Records shown Block Start
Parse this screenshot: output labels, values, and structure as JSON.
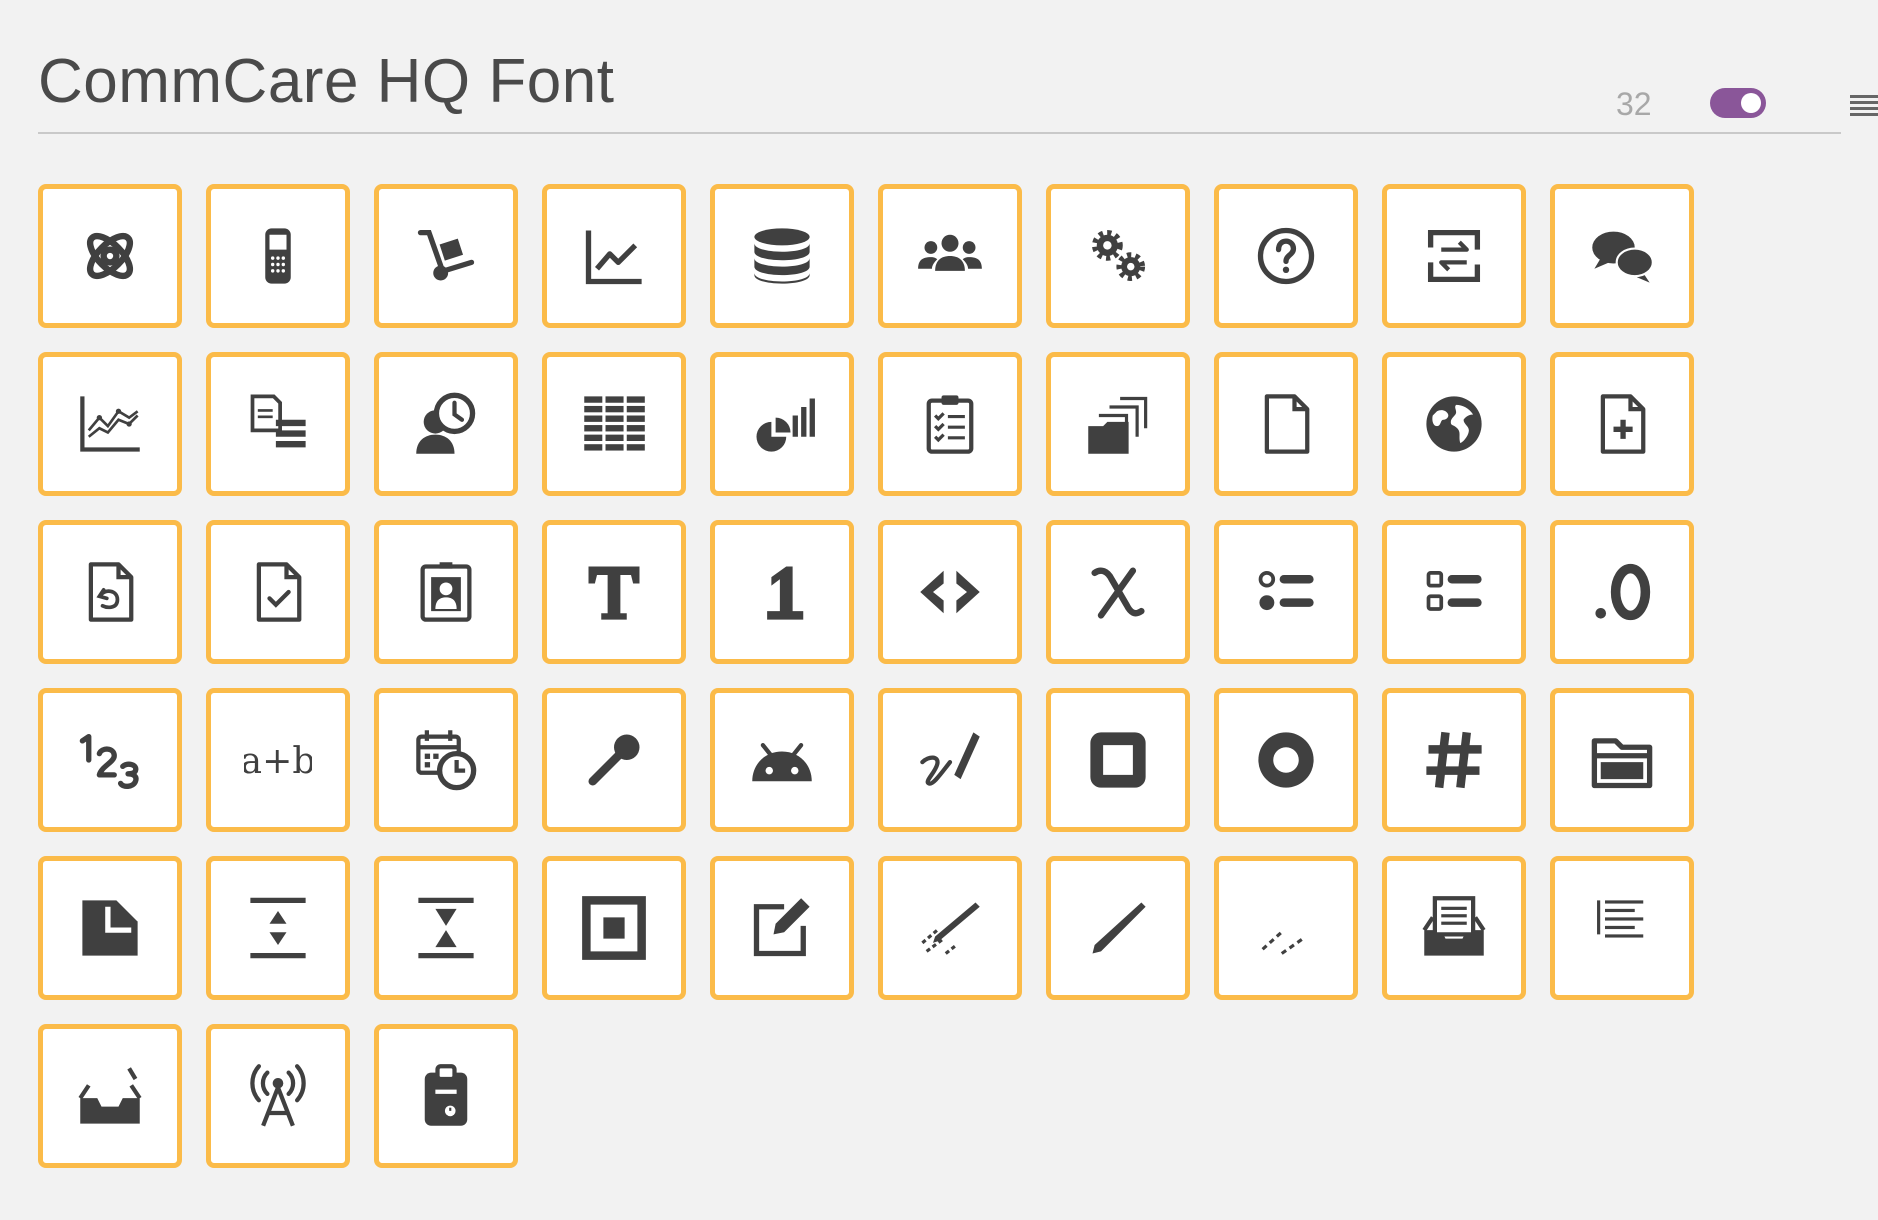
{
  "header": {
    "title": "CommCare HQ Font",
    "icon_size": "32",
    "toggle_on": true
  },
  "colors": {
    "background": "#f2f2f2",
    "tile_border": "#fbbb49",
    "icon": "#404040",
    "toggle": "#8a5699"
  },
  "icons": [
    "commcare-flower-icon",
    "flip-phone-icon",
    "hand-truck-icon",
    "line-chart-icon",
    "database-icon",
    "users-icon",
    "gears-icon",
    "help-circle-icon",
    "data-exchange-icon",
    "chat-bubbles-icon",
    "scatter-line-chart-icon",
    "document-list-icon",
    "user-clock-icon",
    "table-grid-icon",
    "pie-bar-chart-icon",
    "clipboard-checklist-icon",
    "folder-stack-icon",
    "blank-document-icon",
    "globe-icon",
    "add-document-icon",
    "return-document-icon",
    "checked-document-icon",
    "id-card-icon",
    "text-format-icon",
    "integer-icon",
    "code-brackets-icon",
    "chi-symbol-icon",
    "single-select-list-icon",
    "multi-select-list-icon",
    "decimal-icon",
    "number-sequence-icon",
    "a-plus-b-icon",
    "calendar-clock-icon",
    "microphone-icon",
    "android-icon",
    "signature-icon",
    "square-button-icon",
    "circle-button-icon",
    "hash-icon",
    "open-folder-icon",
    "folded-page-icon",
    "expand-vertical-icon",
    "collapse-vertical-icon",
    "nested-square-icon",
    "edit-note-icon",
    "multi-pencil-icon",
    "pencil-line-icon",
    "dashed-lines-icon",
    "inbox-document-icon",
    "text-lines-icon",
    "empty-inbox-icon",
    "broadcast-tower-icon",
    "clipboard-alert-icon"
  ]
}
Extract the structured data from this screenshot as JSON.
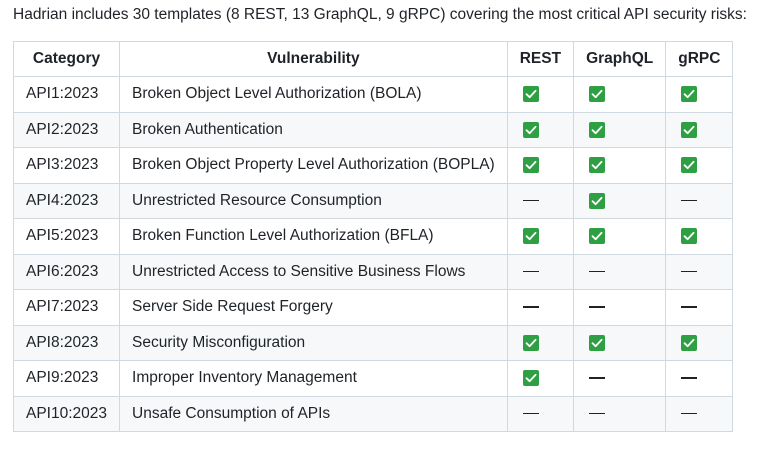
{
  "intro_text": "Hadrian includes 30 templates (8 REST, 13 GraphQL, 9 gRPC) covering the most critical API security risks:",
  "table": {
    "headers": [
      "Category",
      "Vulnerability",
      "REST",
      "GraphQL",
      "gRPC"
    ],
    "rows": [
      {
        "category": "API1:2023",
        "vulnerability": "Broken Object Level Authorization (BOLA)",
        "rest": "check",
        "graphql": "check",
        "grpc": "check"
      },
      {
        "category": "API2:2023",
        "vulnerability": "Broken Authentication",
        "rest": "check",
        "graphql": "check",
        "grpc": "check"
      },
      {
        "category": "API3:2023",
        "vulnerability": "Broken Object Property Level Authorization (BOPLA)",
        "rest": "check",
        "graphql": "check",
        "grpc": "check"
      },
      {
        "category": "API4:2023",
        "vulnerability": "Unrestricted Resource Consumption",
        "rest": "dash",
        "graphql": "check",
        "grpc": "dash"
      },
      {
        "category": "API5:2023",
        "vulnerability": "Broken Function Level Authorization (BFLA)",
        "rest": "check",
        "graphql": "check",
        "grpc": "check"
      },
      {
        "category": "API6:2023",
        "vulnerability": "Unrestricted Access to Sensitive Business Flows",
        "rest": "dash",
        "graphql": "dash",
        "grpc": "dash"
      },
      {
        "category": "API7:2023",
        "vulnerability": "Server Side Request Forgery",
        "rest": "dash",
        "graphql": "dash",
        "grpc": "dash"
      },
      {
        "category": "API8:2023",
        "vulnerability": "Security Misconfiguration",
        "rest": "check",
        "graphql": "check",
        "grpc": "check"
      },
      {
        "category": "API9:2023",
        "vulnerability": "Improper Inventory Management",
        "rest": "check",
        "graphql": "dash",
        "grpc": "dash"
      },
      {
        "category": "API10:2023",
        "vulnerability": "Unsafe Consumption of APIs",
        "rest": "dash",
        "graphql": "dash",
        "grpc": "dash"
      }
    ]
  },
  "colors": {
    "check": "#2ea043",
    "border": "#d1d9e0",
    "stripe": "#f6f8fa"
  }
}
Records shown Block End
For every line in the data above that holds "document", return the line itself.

    "document-list-icon",
    "blank-document-icon",
    "add-document-icon",
    "return-document-icon",
    "checked-document-icon",
    "inbox-document-icon",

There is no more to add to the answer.